Task instructions: Give the records again in full, exactly as they appear, but without the pictures.

Supplied records:
::::::::
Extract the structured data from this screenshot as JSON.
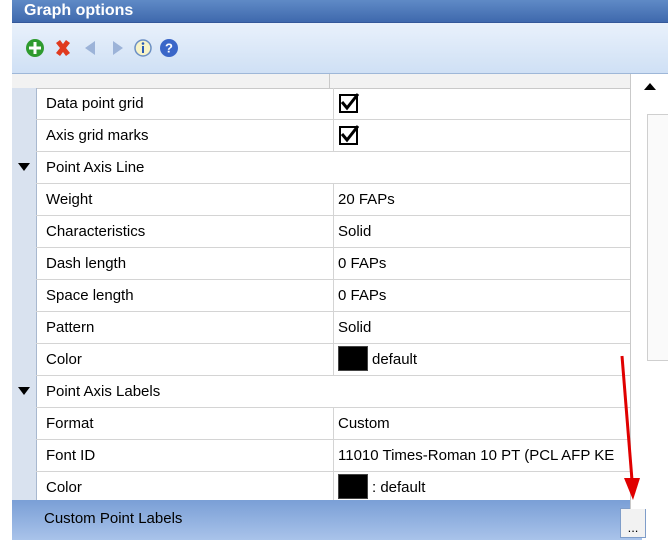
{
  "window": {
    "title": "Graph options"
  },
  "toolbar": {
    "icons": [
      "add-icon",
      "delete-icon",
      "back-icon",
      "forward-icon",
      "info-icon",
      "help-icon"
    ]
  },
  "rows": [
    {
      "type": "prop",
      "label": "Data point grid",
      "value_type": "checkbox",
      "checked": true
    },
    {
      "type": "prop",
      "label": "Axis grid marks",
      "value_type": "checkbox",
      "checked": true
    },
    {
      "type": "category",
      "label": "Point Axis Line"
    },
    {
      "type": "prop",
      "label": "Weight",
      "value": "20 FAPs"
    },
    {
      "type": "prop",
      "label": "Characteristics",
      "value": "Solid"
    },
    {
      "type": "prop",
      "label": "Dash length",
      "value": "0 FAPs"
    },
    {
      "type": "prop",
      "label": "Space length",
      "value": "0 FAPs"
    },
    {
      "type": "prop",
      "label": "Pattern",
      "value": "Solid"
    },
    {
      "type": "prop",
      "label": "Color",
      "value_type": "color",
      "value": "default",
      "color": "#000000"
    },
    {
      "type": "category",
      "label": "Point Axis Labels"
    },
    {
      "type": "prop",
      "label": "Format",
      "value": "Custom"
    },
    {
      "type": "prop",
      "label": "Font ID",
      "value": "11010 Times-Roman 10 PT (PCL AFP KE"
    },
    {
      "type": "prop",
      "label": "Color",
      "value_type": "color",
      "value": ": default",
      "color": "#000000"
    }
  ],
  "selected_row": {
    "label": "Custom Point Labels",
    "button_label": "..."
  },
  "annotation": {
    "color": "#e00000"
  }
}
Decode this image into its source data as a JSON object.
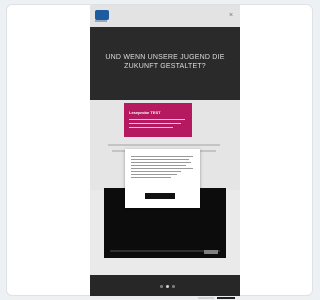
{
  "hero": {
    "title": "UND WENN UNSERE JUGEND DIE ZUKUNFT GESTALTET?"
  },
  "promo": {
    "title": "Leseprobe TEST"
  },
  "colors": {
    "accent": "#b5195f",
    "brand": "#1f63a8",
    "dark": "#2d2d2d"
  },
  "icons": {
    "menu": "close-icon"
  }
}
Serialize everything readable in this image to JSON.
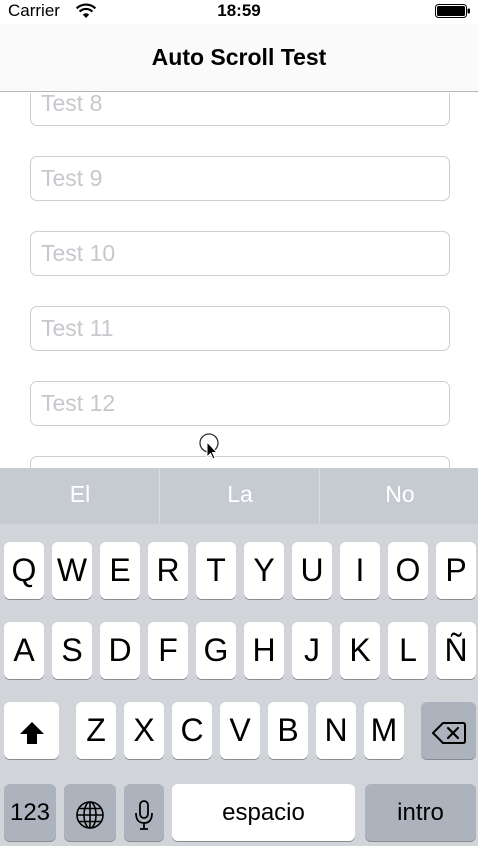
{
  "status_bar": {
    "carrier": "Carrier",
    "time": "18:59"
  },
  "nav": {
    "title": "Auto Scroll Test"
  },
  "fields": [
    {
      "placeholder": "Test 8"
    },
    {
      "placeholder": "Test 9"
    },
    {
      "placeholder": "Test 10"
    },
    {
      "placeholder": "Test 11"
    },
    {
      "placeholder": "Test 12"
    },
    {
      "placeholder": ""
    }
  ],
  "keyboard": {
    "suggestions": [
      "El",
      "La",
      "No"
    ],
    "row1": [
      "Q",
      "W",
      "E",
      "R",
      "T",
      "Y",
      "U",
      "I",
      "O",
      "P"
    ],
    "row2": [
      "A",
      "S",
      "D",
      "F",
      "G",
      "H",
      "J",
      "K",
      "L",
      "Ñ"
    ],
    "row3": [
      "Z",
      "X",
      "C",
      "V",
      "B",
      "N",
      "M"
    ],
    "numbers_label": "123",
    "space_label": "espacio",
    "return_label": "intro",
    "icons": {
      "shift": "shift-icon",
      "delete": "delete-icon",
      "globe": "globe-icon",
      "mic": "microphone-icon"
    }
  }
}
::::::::
Problem solution:
Extract the structured data from this screenshot as JSON.
{
  "window": {
    "title": "Graph options"
  },
  "toolbar": {
    "icons": [
      "add-icon",
      "delete-icon",
      "back-icon",
      "forward-icon",
      "info-icon",
      "help-icon"
    ]
  },
  "rows": [
    {
      "type": "prop",
      "label": "Data point grid",
      "value_type": "checkbox",
      "checked": true
    },
    {
      "type": "prop",
      "label": "Axis grid marks",
      "value_type": "checkbox",
      "checked": true
    },
    {
      "type": "category",
      "label": "Point Axis Line"
    },
    {
      "type": "prop",
      "label": "Weight",
      "value": "20 FAPs"
    },
    {
      "type": "prop",
      "label": "Characteristics",
      "value": "Solid"
    },
    {
      "type": "prop",
      "label": "Dash length",
      "value": "0 FAPs"
    },
    {
      "type": "prop",
      "label": "Space length",
      "value": "0 FAPs"
    },
    {
      "type": "prop",
      "label": "Pattern",
      "value": "Solid"
    },
    {
      "type": "prop",
      "label": "Color",
      "value_type": "color",
      "value": "default",
      "color": "#000000"
    },
    {
      "type": "category",
      "label": "Point Axis Labels"
    },
    {
      "type": "prop",
      "label": "Format",
      "value": "Custom"
    },
    {
      "type": "prop",
      "label": "Font ID",
      "value": "11010 Times-Roman 10 PT (PCL AFP KE"
    },
    {
      "type": "prop",
      "label": "Color",
      "value_type": "color",
      "value": ": default",
      "color": "#000000"
    }
  ],
  "selected_row": {
    "label": "Custom Point Labels",
    "button_label": "..."
  },
  "annotation": {
    "color": "#e00000"
  }
}
Decode this image into its source data as a JSON object.
{
  "hero": {
    "title": "UND WENN UNSERE JUGEND DIE ZUKUNFT GESTALTET?"
  },
  "promo": {
    "title": "Leseprobe TEST"
  },
  "colors": {
    "accent": "#b5195f",
    "brand": "#1f63a8",
    "dark": "#2d2d2d"
  },
  "icons": {
    "menu": "close-icon"
  }
}
Serialize everything readable in this image to JSON.
{
  "status_bar": {
    "carrier": "Carrier",
    "time": "18:59"
  },
  "nav": {
    "title": "Auto Scroll Test"
  },
  "fields": [
    {
      "placeholder": "Test 8"
    },
    {
      "placeholder": "Test 9"
    },
    {
      "placeholder": "Test 10"
    },
    {
      "placeholder": "Test 11"
    },
    {
      "placeholder": "Test 12"
    },
    {
      "placeholder": ""
    }
  ],
  "keyboard": {
    "suggestions": [
      "El",
      "La",
      "No"
    ],
    "row1": [
      "Q",
      "W",
      "E",
      "R",
      "T",
      "Y",
      "U",
      "I",
      "O",
      "P"
    ],
    "row2": [
      "A",
      "S",
      "D",
      "F",
      "G",
      "H",
      "J",
      "K",
      "L",
      "Ñ"
    ],
    "row3": [
      "Z",
      "X",
      "C",
      "V",
      "B",
      "N",
      "M"
    ],
    "numbers_label": "123",
    "space_label": "espacio",
    "return_label": "intro",
    "icons": {
      "shift": "shift-icon",
      "delete": "delete-icon",
      "globe": "globe-icon",
      "mic": "microphone-icon"
    }
  }
}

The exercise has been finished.